* Data in this exercise:
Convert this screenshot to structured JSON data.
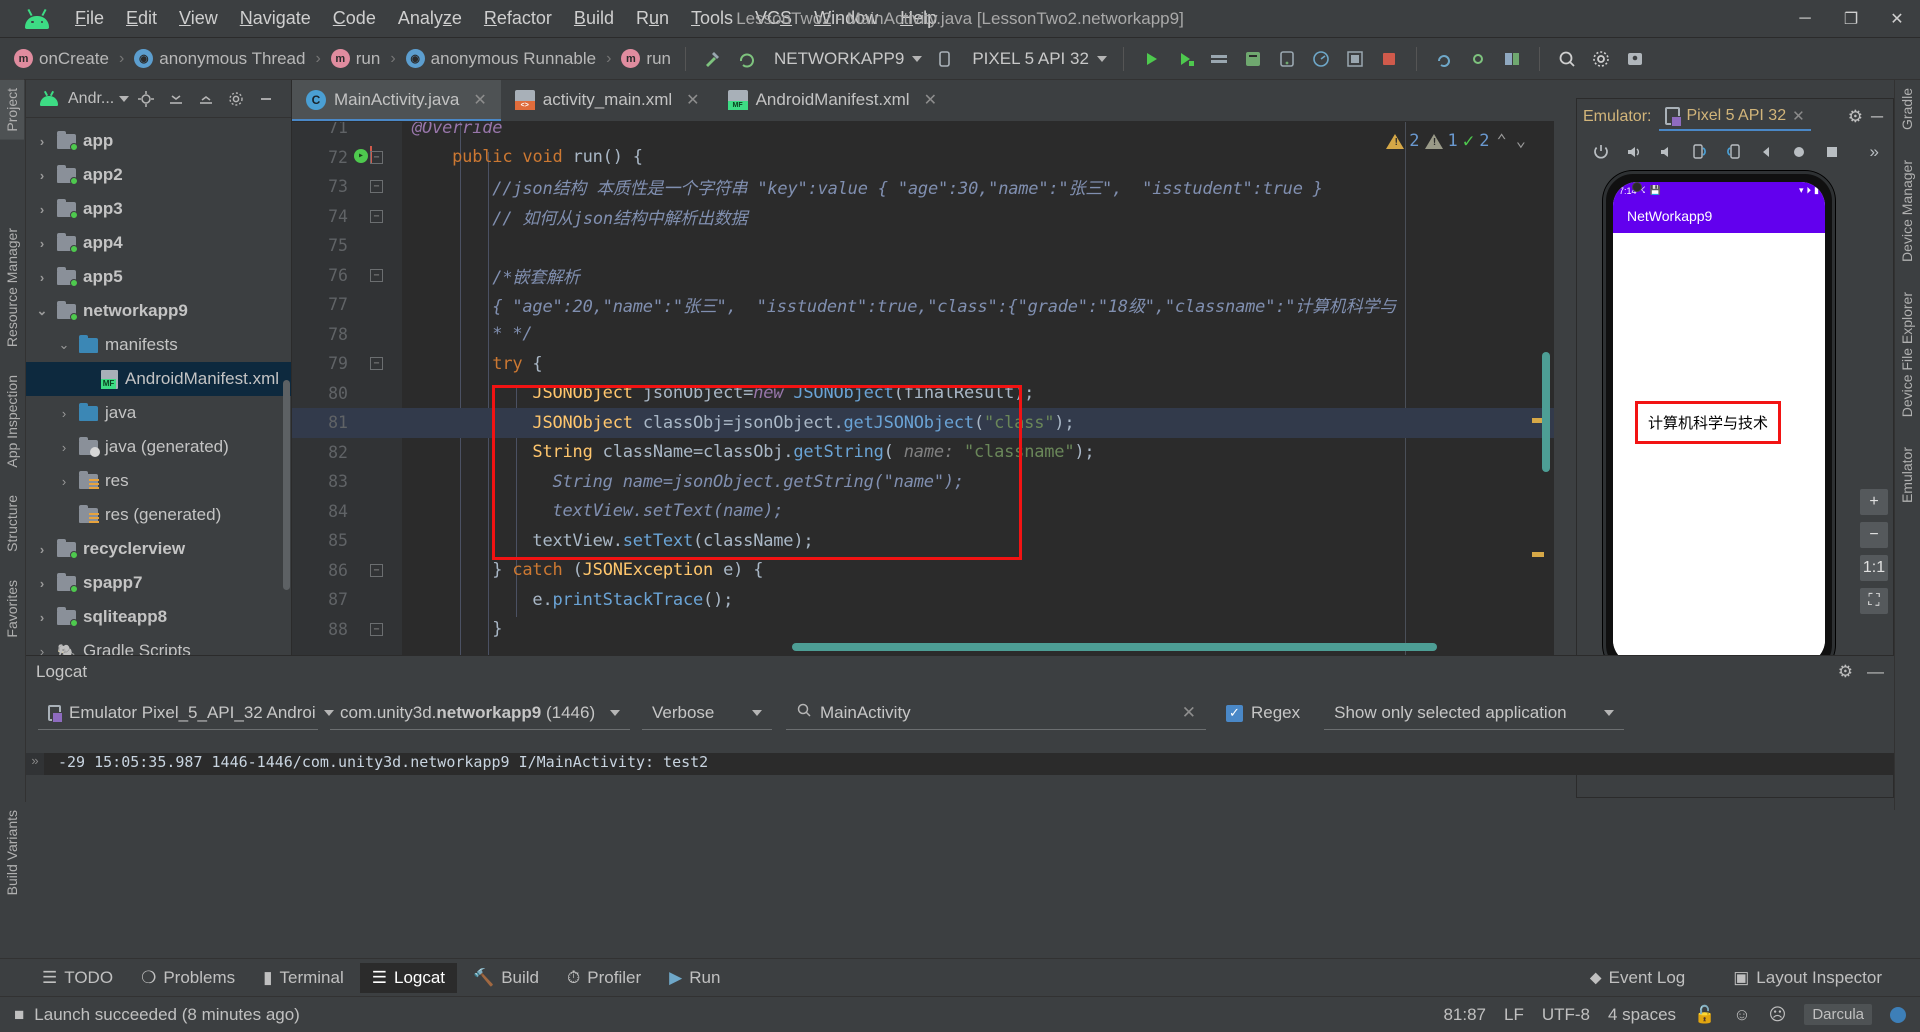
{
  "window": {
    "title": "LessonTwo2 - MainActivity.java [LessonTwo2.networkapp9]",
    "minimize": "─",
    "maximize": "❐",
    "close": "✕"
  },
  "menubar": {
    "items": [
      "File",
      "Edit",
      "View",
      "Navigate",
      "Code",
      "Analyze",
      "Refactor",
      "Build",
      "Run",
      "Tools",
      "VCS",
      "Window",
      "Help"
    ]
  },
  "navbar": {
    "crumbs": [
      {
        "label": "onCreate",
        "icon": "method-icon"
      },
      {
        "label": "anonymous Thread",
        "icon": "class-icon"
      },
      {
        "label": "run",
        "icon": "method-icon"
      },
      {
        "label": "anonymous Runnable",
        "icon": "class-icon"
      },
      {
        "label": "run",
        "icon": "method-icon"
      }
    ],
    "separator": "›",
    "run_config": "NETWORKAPP9",
    "device": "PIXEL 5 API 32"
  },
  "left_strips": {
    "top": [
      "Project"
    ],
    "mid": [
      "Resource Manager",
      "App Inspection",
      "Structure",
      "Favorites"
    ],
    "bottom": [
      "Build Variants"
    ]
  },
  "right_strips": [
    "Gradle",
    "Device Manager",
    "Device File Explorer",
    "Emulator"
  ],
  "project_panel": {
    "title": "Andr...",
    "toolbar_icons": [
      "locate-icon",
      "expand-all-icon",
      "collapse-all-icon",
      "settings-icon",
      "hide-icon"
    ],
    "tree": [
      {
        "label": "app",
        "depth": 0,
        "arrow": "›",
        "icon": "module-folder",
        "bold": true
      },
      {
        "label": "app2",
        "depth": 0,
        "arrow": "›",
        "icon": "module-folder",
        "bold": true
      },
      {
        "label": "app3",
        "depth": 0,
        "arrow": "›",
        "icon": "module-folder",
        "bold": true
      },
      {
        "label": "app4",
        "depth": 0,
        "arrow": "›",
        "icon": "module-folder",
        "bold": true
      },
      {
        "label": "app5",
        "depth": 0,
        "arrow": "›",
        "icon": "module-folder",
        "bold": true
      },
      {
        "label": "networkapp9",
        "depth": 0,
        "arrow": "⌄",
        "icon": "module-folder",
        "bold": true
      },
      {
        "label": "manifests",
        "depth": 1,
        "arrow": "⌄",
        "icon": "blue-folder",
        "bold": false
      },
      {
        "label": "AndroidManifest.xml",
        "depth": 2,
        "arrow": "",
        "icon": "manifest-file",
        "bold": false,
        "selected": true
      },
      {
        "label": "java",
        "depth": 1,
        "arrow": "›",
        "icon": "blue-folder",
        "bold": false
      },
      {
        "label": "java (generated)",
        "depth": 1,
        "arrow": "›",
        "icon": "generated-folder",
        "bold": false
      },
      {
        "label": "res",
        "depth": 1,
        "arrow": "›",
        "icon": "res-folder",
        "bold": false
      },
      {
        "label": "res (generated)",
        "depth": 1,
        "arrow": "",
        "icon": "res-folder",
        "bold": false
      },
      {
        "label": "recyclerview",
        "depth": 0,
        "arrow": "›",
        "icon": "module-folder",
        "bold": true
      },
      {
        "label": "spapp7",
        "depth": 0,
        "arrow": "›",
        "icon": "module-folder",
        "bold": true
      },
      {
        "label": "sqliteapp8",
        "depth": 0,
        "arrow": "›",
        "icon": "module-folder",
        "bold": true
      },
      {
        "label": "Gradle Scripts",
        "depth": 0,
        "arrow": "›",
        "icon": "gradle-icon",
        "bold": false
      }
    ]
  },
  "editor": {
    "tabs": [
      {
        "label": "MainActivity.java",
        "icon": "java-class-icon",
        "active": true,
        "close": "✕"
      },
      {
        "label": "activity_main.xml",
        "icon": "xml-layout-icon",
        "active": false,
        "close": "✕"
      },
      {
        "label": "AndroidManifest.xml",
        "icon": "manifest-icon",
        "active": false,
        "close": "✕"
      }
    ],
    "inspections": {
      "warnings": "2",
      "weak_warnings": "1",
      "ok": "2",
      "prev": "⌃",
      "next": "⌄"
    },
    "lines": [
      {
        "num": "71",
        "partial": true,
        "segments": [
          {
            "t": "@Override",
            "c": "kw2"
          }
        ]
      },
      {
        "num": "72",
        "fold": "⊖",
        "breakpoint": true,
        "segments": [
          {
            "t": "    ",
            "c": "pln"
          },
          {
            "t": "public",
            "c": "kw"
          },
          {
            "t": " ",
            "c": "pln"
          },
          {
            "t": "void",
            "c": "kw"
          },
          {
            "t": " run() {",
            "c": "pln"
          }
        ]
      },
      {
        "num": "73",
        "fold": "⊖",
        "segments": [
          {
            "t": "        //json结构 本质性是一个字符串 \"key\":value { \"age\":30,\"name\":\"张三\",  \"isstudent\":true }",
            "c": "cmtz"
          }
        ]
      },
      {
        "num": "74",
        "fold": "⊖",
        "segments": [
          {
            "t": "        // 如何从json结构中解析出数据",
            "c": "cmtz"
          }
        ]
      },
      {
        "num": "75",
        "segments": []
      },
      {
        "num": "76",
        "fold": "⊖",
        "segments": [
          {
            "t": "        /*嵌套解析",
            "c": "cmtz"
          }
        ]
      },
      {
        "num": "77",
        "segments": [
          {
            "t": "        { \"age\":20,\"name\":\"张三\",  \"isstudent\":true,\"class\":{\"grade\":\"18级\",\"classname\":\"计算机科学与",
            "c": "cmtz"
          }
        ]
      },
      {
        "num": "78",
        "segments": [
          {
            "t": "        * */",
            "c": "cmtz"
          }
        ]
      },
      {
        "num": "79",
        "fold": "⊖",
        "segments": [
          {
            "t": "        ",
            "c": "pln"
          },
          {
            "t": "try",
            "c": "kw"
          },
          {
            "t": " {",
            "c": "pln"
          }
        ]
      },
      {
        "num": "80",
        "segments": [
          {
            "t": "            ",
            "c": "pln"
          },
          {
            "t": "JSONObject",
            "c": "fld"
          },
          {
            "t": " jsonObject=",
            "c": "pln"
          },
          {
            "t": "new",
            "c": "kw2"
          },
          {
            "t": " ",
            "c": "pln"
          },
          {
            "t": "JSONObject",
            "c": "mth"
          },
          {
            "t": "(finalResult);",
            "c": "pln"
          }
        ]
      },
      {
        "num": "81",
        "highlight": true,
        "segments": [
          {
            "t": "            ",
            "c": "pln"
          },
          {
            "t": "JSONObject",
            "c": "fld"
          },
          {
            "t": " classObj=jsonObject.",
            "c": "pln"
          },
          {
            "t": "getJSONObject",
            "c": "mth"
          },
          {
            "t": "(",
            "c": "pln"
          },
          {
            "t": "\"class\"",
            "c": "str"
          },
          {
            "t": ");",
            "c": "pln"
          }
        ]
      },
      {
        "num": "82",
        "segments": [
          {
            "t": "            ",
            "c": "pln"
          },
          {
            "t": "String",
            "c": "fld"
          },
          {
            "t": " className=classObj.",
            "c": "pln"
          },
          {
            "t": "getString",
            "c": "mth"
          },
          {
            "t": "( ",
            "c": "pln"
          },
          {
            "t": "name:",
            "c": "hint"
          },
          {
            "t": " ",
            "c": "pln"
          },
          {
            "t": "\"classname\"",
            "c": "str"
          },
          {
            "t": ");",
            "c": "pln"
          }
        ]
      },
      {
        "num": "83",
        "segments": [
          {
            "t": "              ",
            "c": "pln"
          },
          {
            "t": "String name=jsonObject.getString(\"name\");",
            "c": "cmtz"
          }
        ]
      },
      {
        "num": "84",
        "segments": [
          {
            "t": "              ",
            "c": "pln"
          },
          {
            "t": "textView.setText(name);",
            "c": "cmtz"
          }
        ]
      },
      {
        "num": "85",
        "segments": [
          {
            "t": "            textView.",
            "c": "pln"
          },
          {
            "t": "setText",
            "c": "mth"
          },
          {
            "t": "(className);",
            "c": "pln"
          }
        ]
      },
      {
        "num": "86",
        "fold": "⊖",
        "segments": [
          {
            "t": "        } ",
            "c": "pln"
          },
          {
            "t": "catch",
            "c": "kw"
          },
          {
            "t": " (",
            "c": "pln"
          },
          {
            "t": "JSONException",
            "c": "fld"
          },
          {
            "t": " e) {",
            "c": "pln"
          }
        ]
      },
      {
        "num": "87",
        "segments": [
          {
            "t": "            e.",
            "c": "pln"
          },
          {
            "t": "printStackTrace",
            "c": "mth"
          },
          {
            "t": "();",
            "c": "pln"
          }
        ]
      },
      {
        "num": "88",
        "fold": "⊖",
        "segments": [
          {
            "t": "        }",
            "c": "pln"
          }
        ]
      }
    ]
  },
  "emulator": {
    "title": "Emulator:",
    "tab_label": "Pixel 5 API 32",
    "tab_close": "✕",
    "gear": "⚙",
    "minimize": "─",
    "toolbar_icons": [
      "power-icon",
      "volume-up-icon",
      "volume-down-icon",
      "rotate-left-icon",
      "rotate-right-icon",
      "back-icon",
      "home-icon",
      "overview-icon",
      "more-icon"
    ],
    "more": "»",
    "device_screen": {
      "status_time": "7:14",
      "status_left_icons": [
        "bluetooth-icon",
        "save-icon"
      ],
      "status_right_icons": [
        "wifi-icon",
        "signal-icon",
        "battery-icon"
      ],
      "app_title": "NetWorkapp9",
      "result_text": "计算机科学与技术"
    },
    "side_buttons": [
      "+",
      "−",
      "1:1",
      "⛶"
    ]
  },
  "logcat": {
    "panel_title": "Logcat",
    "device": "Emulator Pixel_5_API_32 Androi",
    "process_prefix": "com.unity3d.",
    "process_bold": "networkapp9",
    "process_pid": "(1446)",
    "level": "Verbose",
    "search_value": "MainActivity",
    "search_clear": "✕",
    "regex_label": "Regex",
    "regex_checked": true,
    "check_glyph": "✓",
    "filter_preset": "Show only selected application",
    "log_line": "-29 15:05:35.987 1446-1446/com.unity3d.networkapp9 I/MainActivity: test2",
    "header_icons": [
      "settings-icon",
      "hide-icon"
    ]
  },
  "bottom_tabs": [
    {
      "label": "TODO",
      "icon": "todo-icon",
      "active": false
    },
    {
      "label": "Problems",
      "icon": "problems-icon",
      "active": false
    },
    {
      "label": "Terminal",
      "icon": "terminal-icon",
      "active": false
    },
    {
      "label": "Logcat",
      "icon": "logcat-icon",
      "active": true
    },
    {
      "label": "Build",
      "icon": "build-icon",
      "active": false
    },
    {
      "label": "Profiler",
      "icon": "profiler-icon",
      "active": false
    },
    {
      "label": "Run",
      "icon": "run-icon",
      "active": false
    }
  ],
  "bottom_right": [
    {
      "label": "Event Log",
      "icon": "event-log-icon"
    },
    {
      "label": "Layout Inspector",
      "icon": "layout-inspector-icon"
    }
  ],
  "statusbar": {
    "message": "Launch succeeded (8 minutes ago)",
    "caret_position": "81:87",
    "line_separator": "LF",
    "encoding": "UTF-8",
    "indent": "4 spaces",
    "lock_icon": "🔓",
    "happy_face": "☺",
    "sad_face": "☹",
    "theme": "Darcula"
  },
  "colors": {
    "chrome": "#3c3f41",
    "editor_bg": "#2b2b2b",
    "accent_blue": "#4a88c7",
    "highlight_red": "#f21313",
    "android_green": "#3ddc84",
    "app_purple": "#6200ee",
    "selected_row": "#0d293e"
  }
}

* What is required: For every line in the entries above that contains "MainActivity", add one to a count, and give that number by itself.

* Answer section: 4